## WORK TASK
Every record must appear in your copy exactly as written, with no pictures.

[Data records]
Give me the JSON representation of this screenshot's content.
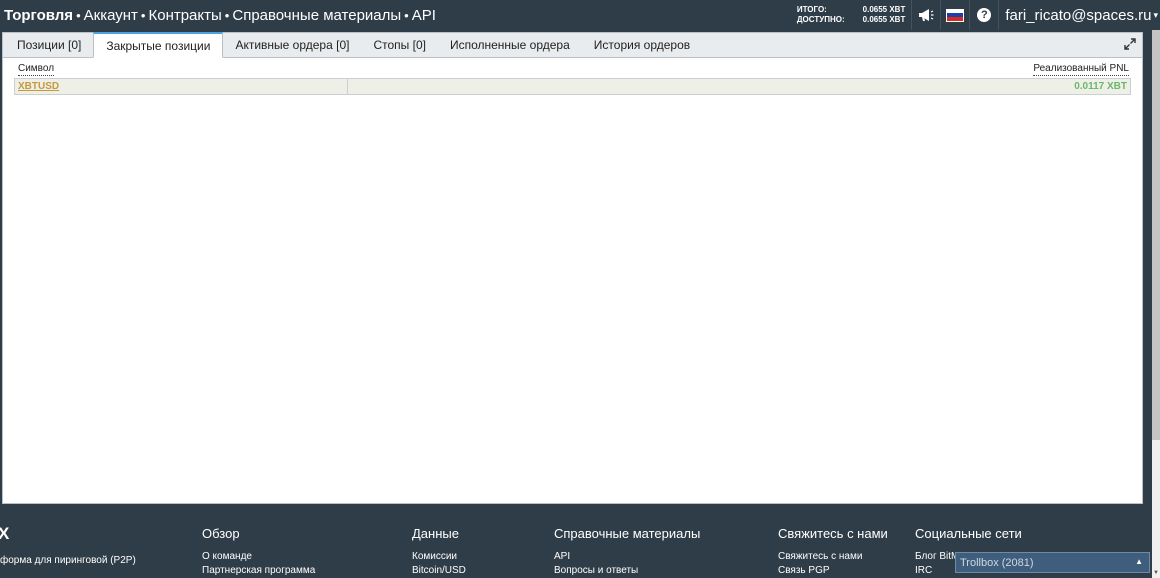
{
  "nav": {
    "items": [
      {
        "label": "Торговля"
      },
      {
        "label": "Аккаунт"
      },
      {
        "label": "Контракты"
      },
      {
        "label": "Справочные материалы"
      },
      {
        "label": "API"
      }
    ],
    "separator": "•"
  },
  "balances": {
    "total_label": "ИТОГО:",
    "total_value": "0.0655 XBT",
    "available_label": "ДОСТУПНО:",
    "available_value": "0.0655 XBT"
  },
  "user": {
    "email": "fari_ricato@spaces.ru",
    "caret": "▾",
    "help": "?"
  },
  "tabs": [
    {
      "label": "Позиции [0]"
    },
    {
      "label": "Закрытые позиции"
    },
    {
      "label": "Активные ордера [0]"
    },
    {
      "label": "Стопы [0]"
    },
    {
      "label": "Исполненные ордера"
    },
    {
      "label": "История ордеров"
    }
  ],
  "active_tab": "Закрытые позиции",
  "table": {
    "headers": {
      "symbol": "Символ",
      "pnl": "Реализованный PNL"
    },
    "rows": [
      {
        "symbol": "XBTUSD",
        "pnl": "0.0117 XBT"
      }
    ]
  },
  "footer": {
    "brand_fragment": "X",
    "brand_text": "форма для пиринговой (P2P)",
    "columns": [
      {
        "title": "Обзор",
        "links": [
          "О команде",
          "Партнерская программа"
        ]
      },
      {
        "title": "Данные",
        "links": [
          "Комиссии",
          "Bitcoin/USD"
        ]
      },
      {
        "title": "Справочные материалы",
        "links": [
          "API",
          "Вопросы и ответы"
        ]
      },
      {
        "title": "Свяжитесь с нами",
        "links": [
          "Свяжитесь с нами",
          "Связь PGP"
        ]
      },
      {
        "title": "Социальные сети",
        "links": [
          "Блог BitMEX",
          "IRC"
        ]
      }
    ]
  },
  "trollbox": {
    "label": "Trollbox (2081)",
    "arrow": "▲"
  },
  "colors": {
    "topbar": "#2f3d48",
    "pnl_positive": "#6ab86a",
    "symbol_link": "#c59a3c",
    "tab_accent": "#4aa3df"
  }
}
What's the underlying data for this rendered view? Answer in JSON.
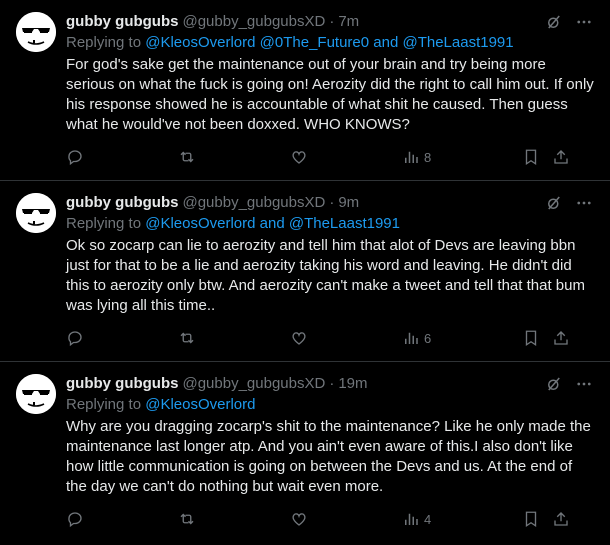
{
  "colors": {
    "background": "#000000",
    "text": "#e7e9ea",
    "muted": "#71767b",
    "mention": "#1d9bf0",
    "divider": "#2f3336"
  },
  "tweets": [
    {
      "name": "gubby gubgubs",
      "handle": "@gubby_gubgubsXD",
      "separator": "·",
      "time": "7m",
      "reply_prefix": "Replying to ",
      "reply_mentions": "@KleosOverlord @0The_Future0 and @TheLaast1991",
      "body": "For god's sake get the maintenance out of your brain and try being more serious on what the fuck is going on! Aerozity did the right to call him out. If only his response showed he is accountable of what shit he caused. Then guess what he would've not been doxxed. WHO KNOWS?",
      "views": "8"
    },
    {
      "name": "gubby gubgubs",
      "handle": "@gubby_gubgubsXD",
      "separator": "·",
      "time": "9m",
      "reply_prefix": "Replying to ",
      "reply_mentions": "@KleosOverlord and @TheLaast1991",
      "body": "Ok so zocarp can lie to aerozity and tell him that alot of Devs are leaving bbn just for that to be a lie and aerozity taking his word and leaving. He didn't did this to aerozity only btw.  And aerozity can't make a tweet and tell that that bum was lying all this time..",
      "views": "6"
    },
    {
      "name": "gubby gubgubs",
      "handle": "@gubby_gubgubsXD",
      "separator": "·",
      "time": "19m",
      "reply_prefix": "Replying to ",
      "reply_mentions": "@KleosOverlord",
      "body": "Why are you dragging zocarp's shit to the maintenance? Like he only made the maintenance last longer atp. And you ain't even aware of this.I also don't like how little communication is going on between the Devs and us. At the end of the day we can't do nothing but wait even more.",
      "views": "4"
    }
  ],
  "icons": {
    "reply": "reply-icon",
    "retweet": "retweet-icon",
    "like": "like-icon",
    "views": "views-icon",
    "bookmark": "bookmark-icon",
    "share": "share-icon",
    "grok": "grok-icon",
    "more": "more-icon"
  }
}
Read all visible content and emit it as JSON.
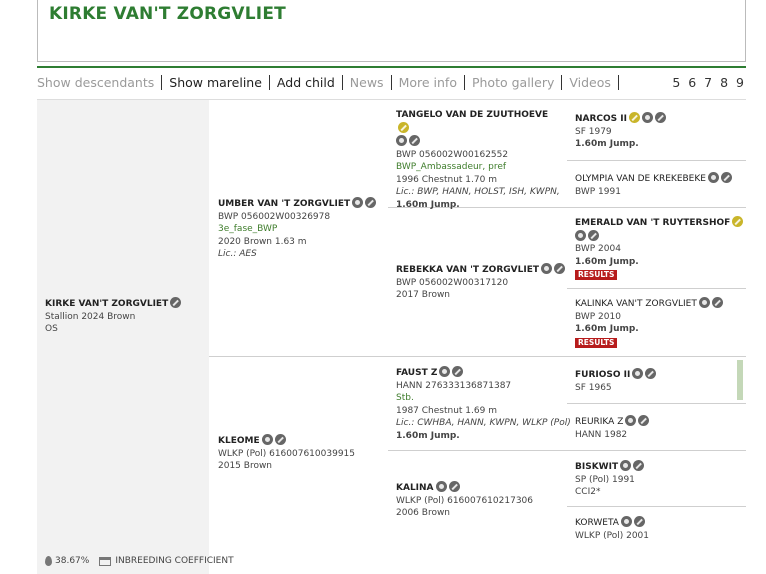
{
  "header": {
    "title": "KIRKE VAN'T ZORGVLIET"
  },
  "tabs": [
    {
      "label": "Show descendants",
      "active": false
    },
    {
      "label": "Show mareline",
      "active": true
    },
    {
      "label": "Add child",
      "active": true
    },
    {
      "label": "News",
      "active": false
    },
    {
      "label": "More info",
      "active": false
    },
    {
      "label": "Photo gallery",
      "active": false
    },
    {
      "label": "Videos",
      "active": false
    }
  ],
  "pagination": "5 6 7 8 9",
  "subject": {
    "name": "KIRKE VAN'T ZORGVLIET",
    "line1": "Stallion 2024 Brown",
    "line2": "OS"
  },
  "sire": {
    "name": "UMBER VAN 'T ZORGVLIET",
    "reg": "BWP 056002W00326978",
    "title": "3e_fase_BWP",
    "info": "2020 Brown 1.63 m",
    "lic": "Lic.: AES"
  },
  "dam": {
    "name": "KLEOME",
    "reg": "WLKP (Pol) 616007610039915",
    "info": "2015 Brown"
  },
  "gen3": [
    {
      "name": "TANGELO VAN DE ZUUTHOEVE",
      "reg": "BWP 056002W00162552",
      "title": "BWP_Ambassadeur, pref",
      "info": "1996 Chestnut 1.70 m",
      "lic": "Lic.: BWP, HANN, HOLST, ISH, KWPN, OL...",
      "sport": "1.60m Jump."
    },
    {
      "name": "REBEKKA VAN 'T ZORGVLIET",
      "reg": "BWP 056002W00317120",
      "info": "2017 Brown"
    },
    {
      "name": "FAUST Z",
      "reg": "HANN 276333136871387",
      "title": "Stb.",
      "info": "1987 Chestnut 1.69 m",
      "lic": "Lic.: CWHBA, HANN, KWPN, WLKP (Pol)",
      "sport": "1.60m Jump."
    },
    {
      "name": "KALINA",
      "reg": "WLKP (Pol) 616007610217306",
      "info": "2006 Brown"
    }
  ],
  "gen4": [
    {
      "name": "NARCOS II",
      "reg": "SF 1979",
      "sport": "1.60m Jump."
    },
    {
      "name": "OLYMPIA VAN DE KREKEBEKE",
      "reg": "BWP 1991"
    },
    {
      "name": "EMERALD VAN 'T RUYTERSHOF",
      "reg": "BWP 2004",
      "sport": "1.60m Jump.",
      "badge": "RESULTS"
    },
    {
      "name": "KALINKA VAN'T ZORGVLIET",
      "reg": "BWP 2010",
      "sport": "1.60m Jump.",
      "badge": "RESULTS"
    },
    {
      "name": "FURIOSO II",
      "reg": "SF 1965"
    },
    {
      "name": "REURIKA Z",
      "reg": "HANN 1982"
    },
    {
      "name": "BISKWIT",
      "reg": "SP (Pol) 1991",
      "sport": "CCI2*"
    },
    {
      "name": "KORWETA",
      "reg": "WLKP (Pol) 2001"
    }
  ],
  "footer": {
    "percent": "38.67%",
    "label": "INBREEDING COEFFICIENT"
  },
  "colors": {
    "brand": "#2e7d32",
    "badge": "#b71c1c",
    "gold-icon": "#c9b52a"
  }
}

## ANSWER SPACE
Give me the JSON representation of this screenshot's content.
{
  "nav": {
    "items": [
      {
        "label": "Торговля"
      },
      {
        "label": "Аккаунт"
      },
      {
        "label": "Контракты"
      },
      {
        "label": "Справочные материалы"
      },
      {
        "label": "API"
      }
    ],
    "separator": "•"
  },
  "balances": {
    "total_label": "ИТОГО:",
    "total_value": "0.0655 XBT",
    "available_label": "ДОСТУПНО:",
    "available_value": "0.0655 XBT"
  },
  "user": {
    "email": "fari_ricato@spaces.ru",
    "caret": "▾",
    "help": "?"
  },
  "tabs": [
    {
      "label": "Позиции [0]"
    },
    {
      "label": "Закрытые позиции"
    },
    {
      "label": "Активные ордера [0]"
    },
    {
      "label": "Стопы [0]"
    },
    {
      "label": "Исполненные ордера"
    },
    {
      "label": "История ордеров"
    }
  ],
  "active_tab": "Закрытые позиции",
  "table": {
    "headers": {
      "symbol": "Символ",
      "pnl": "Реализованный PNL"
    },
    "rows": [
      {
        "symbol": "XBTUSD",
        "pnl": "0.0117 XBT"
      }
    ]
  },
  "footer": {
    "brand_fragment": "X",
    "brand_text": "форма для пиринговой (P2P)",
    "columns": [
      {
        "title": "Обзор",
        "links": [
          "О команде",
          "Партнерская программа"
        ]
      },
      {
        "title": "Данные",
        "links": [
          "Комиссии",
          "Bitcoin/USD"
        ]
      },
      {
        "title": "Справочные материалы",
        "links": [
          "API",
          "Вопросы и ответы"
        ]
      },
      {
        "title": "Свяжитесь с нами",
        "links": [
          "Свяжитесь с нами",
          "Связь PGP"
        ]
      },
      {
        "title": "Социальные сети",
        "links": [
          "Блог BitMEX",
          "IRC"
        ]
      }
    ]
  },
  "trollbox": {
    "label": "Trollbox (2081)",
    "arrow": "▲"
  },
  "colors": {
    "topbar": "#2f3d48",
    "pnl_positive": "#6ab86a",
    "symbol_link": "#c59a3c",
    "tab_accent": "#4aa3df"
  }
}
What's the underlying data for this rendered view? Answer in JSON.
{
  "colors": {
    "background": "#000000",
    "text": "#e7e9ea",
    "muted": "#71767b",
    "mention": "#1d9bf0",
    "divider": "#2f3336"
  },
  "tweets": [
    {
      "name": "gubby gubgubs",
      "handle": "@gubby_gubgubsXD",
      "separator": "·",
      "time": "7m",
      "reply_prefix": "Replying to ",
      "reply_mentions": "@KleosOverlord @0The_Future0 and @TheLaast1991",
      "body": "For god's sake get the maintenance out of your brain and try being more serious on what the fuck is going on! Aerozity did the right to call him out. If only his response showed he is accountable of what shit he caused. Then guess what he would've not been doxxed. WHO KNOWS?",
      "views": "8"
    },
    {
      "name": "gubby gubgubs",
      "handle": "@gubby_gubgubsXD",
      "separator": "·",
      "time": "9m",
      "reply_prefix": "Replying to ",
      "reply_mentions": "@KleosOverlord and @TheLaast1991",
      "body": "Ok so zocarp can lie to aerozity and tell him that alot of Devs are leaving bbn just for that to be a lie and aerozity taking his word and leaving. He didn't did this to aerozity only btw.  And aerozity can't make a tweet and tell that that bum was lying all this time..",
      "views": "6"
    },
    {
      "name": "gubby gubgubs",
      "handle": "@gubby_gubgubsXD",
      "separator": "·",
      "time": "19m",
      "reply_prefix": "Replying to ",
      "reply_mentions": "@KleosOverlord",
      "body": "Why are you dragging zocarp's shit to the maintenance? Like he only made the maintenance last longer atp. And you ain't even aware of this.I also don't like how little communication is going on between the Devs and us. At the end of the day we can't do nothing but wait even more.",
      "views": "4"
    }
  ],
  "icons": {
    "reply": "reply-icon",
    "retweet": "retweet-icon",
    "like": "like-icon",
    "views": "views-icon",
    "bookmark": "bookmark-icon",
    "share": "share-icon",
    "grok": "grok-icon",
    "more": "more-icon"
  }
}
Read all visible content and emit it as JSON.
{
  "header": {
    "title": "KIRKE VAN'T ZORGVLIET"
  },
  "tabs": [
    {
      "label": "Show descendants",
      "active": false
    },
    {
      "label": "Show mareline",
      "active": true
    },
    {
      "label": "Add child",
      "active": true
    },
    {
      "label": "News",
      "active": false
    },
    {
      "label": "More info",
      "active": false
    },
    {
      "label": "Photo gallery",
      "active": false
    },
    {
      "label": "Videos",
      "active": false
    }
  ],
  "pagination": "5 6 7 8 9",
  "subject": {
    "name": "KIRKE VAN'T ZORGVLIET",
    "line1": "Stallion 2024 Brown",
    "line2": "OS"
  },
  "sire": {
    "name": "UMBER VAN 'T ZORGVLIET",
    "reg": "BWP 056002W00326978",
    "title": "3e_fase_BWP",
    "info": "2020 Brown 1.63 m",
    "lic": "Lic.: AES"
  },
  "dam": {
    "name": "KLEOME",
    "reg": "WLKP (Pol) 616007610039915",
    "info": "2015 Brown"
  },
  "gen3": [
    {
      "name": "TANGELO VAN DE ZUUTHOEVE",
      "reg": "BWP 056002W00162552",
      "title": "BWP_Ambassadeur, pref",
      "info": "1996 Chestnut 1.70 m",
      "lic": "Lic.: BWP, HANN, HOLST, ISH, KWPN, OL...",
      "sport": "1.60m Jump."
    },
    {
      "name": "REBEKKA VAN 'T ZORGVLIET",
      "reg": "BWP 056002W00317120",
      "info": "2017 Brown"
    },
    {
      "name": "FAUST Z",
      "reg": "HANN 276333136871387",
      "title": "Stb.",
      "info": "1987 Chestnut 1.69 m",
      "lic": "Lic.: CWHBA, HANN, KWPN, WLKP (Pol)",
      "sport": "1.60m Jump."
    },
    {
      "name": "KALINA",
      "reg": "WLKP (Pol) 616007610217306",
      "info": "2006 Brown"
    }
  ],
  "gen4": [
    {
      "name": "NARCOS II",
      "reg": "SF 1979",
      "sport": "1.60m Jump."
    },
    {
      "name": "OLYMPIA VAN DE KREKEBEKE",
      "reg": "BWP 1991"
    },
    {
      "name": "EMERALD VAN 'T RUYTERSHOF",
      "reg": "BWP 2004",
      "sport": "1.60m Jump.",
      "badge": "RESULTS"
    },
    {
      "name": "KALINKA VAN'T ZORGVLIET",
      "reg": "BWP 2010",
      "sport": "1.60m Jump.",
      "badge": "RESULTS"
    },
    {
      "name": "FURIOSO II",
      "reg": "SF 1965"
    },
    {
      "name": "REURIKA Z",
      "reg": "HANN 1982"
    },
    {
      "name": "BISKWIT",
      "reg": "SP (Pol) 1991",
      "sport": "CCI2*"
    },
    {
      "name": "KORWETA",
      "reg": "WLKP (Pol) 2001"
    }
  ],
  "footer": {
    "percent": "38.67%",
    "label": "INBREEDING COEFFICIENT"
  },
  "colors": {
    "brand": "#2e7d32",
    "badge": "#b71c1c",
    "gold-icon": "#c9b52a"
  }
}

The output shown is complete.